» **What to produce**
Give back the entries below verbatim.

Excerpts from an interface dataset
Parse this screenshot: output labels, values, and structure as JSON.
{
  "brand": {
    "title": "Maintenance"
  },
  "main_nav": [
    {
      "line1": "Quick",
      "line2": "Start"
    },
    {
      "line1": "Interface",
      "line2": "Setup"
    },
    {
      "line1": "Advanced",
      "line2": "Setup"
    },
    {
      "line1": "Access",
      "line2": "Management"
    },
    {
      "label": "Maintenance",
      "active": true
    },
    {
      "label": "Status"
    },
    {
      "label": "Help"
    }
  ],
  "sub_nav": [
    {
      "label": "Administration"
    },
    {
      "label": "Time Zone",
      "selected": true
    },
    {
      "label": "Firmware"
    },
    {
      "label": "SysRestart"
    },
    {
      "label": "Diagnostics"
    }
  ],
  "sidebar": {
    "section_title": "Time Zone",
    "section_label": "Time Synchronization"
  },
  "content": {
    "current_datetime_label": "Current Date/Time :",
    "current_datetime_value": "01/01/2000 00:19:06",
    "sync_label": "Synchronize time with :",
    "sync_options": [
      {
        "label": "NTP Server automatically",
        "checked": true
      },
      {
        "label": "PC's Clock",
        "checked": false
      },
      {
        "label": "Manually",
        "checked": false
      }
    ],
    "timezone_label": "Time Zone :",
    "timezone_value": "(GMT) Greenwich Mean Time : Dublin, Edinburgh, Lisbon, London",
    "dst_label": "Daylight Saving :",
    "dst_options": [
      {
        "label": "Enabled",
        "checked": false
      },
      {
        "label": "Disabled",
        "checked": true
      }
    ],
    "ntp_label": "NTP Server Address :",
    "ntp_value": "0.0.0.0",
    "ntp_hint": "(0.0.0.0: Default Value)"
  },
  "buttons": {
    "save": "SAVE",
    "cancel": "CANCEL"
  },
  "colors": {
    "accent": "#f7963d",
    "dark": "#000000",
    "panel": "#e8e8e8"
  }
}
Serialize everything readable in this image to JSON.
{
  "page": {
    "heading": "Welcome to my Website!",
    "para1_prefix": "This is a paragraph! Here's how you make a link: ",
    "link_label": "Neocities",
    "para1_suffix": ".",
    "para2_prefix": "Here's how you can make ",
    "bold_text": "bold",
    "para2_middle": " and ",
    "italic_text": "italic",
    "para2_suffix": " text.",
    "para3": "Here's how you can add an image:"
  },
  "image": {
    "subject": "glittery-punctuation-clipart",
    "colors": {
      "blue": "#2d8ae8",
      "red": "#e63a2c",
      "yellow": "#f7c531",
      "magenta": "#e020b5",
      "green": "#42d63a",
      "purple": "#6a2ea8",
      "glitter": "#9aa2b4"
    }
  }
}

» **The completed task**
Parse this screenshot: output labels, values, and structure as JSON.
{
  "brand": {
    "title": "Maintenance"
  },
  "main_nav": [
    {
      "line1": "Quick",
      "line2": "Start"
    },
    {
      "line1": "Interface",
      "line2": "Setup"
    },
    {
      "line1": "Advanced",
      "line2": "Setup"
    },
    {
      "line1": "Access",
      "line2": "Management"
    },
    {
      "label": "Maintenance",
      "active": true
    },
    {
      "label": "Status"
    },
    {
      "label": "Help"
    }
  ],
  "sub_nav": [
    {
      "label": "Administration"
    },
    {
      "label": "Time Zone",
      "selected": true
    },
    {
      "label": "Firmware"
    },
    {
      "label": "SysRestart"
    },
    {
      "label": "Diagnostics"
    }
  ],
  "sidebar": {
    "section_title": "Time Zone",
    "section_label": "Time Synchronization"
  },
  "content": {
    "current_datetime_label": "Current Date/Time :",
    "current_datetime_value": "01/01/2000 00:19:06",
    "sync_label": "Synchronize time with :",
    "sync_options": [
      {
        "label": "NTP Server automatically",
        "checked": true
      },
      {
        "label": "PC's Clock",
        "checked": false
      },
      {
        "label": "Manually",
        "checked": false
      }
    ],
    "timezone_label": "Time Zone :",
    "timezone_value": "(GMT) Greenwich Mean Time : Dublin, Edinburgh, Lisbon, London",
    "dst_label": "Daylight Saving :",
    "dst_options": [
      {
        "label": "Enabled",
        "checked": false
      },
      {
        "label": "Disabled",
        "checked": true
      }
    ],
    "ntp_label": "NTP Server Address :",
    "ntp_value": "0.0.0.0",
    "ntp_hint": "(0.0.0.0: Default Value)"
  },
  "buttons": {
    "save": "SAVE",
    "cancel": "CANCEL"
  },
  "colors": {
    "accent": "#f7963d",
    "dark": "#000000",
    "panel": "#e8e8e8"
  }
}
Serialize everything readable in this image to JSON.
{
  "page": {
    "heading": "Welcome to my Website!",
    "para1_prefix": "This is a paragraph! Here's how you make a link: ",
    "link_label": "Neocities",
    "para1_suffix": ".",
    "para2_prefix": "Here's how you can make ",
    "bold_text": "bold",
    "para2_middle": " and ",
    "italic_text": "italic",
    "para2_suffix": " text.",
    "para3": "Here's how you can add an image:"
  },
  "image": {
    "subject": "glittery-punctuation-clipart",
    "colors": {
      "blue": "#2d8ae8",
      "red": "#e63a2c",
      "yellow": "#f7c531",
      "magenta": "#e020b5",
      "green": "#42d63a",
      "purple": "#6a2ea8",
      "glitter": "#9aa2b4"
    }
  }
}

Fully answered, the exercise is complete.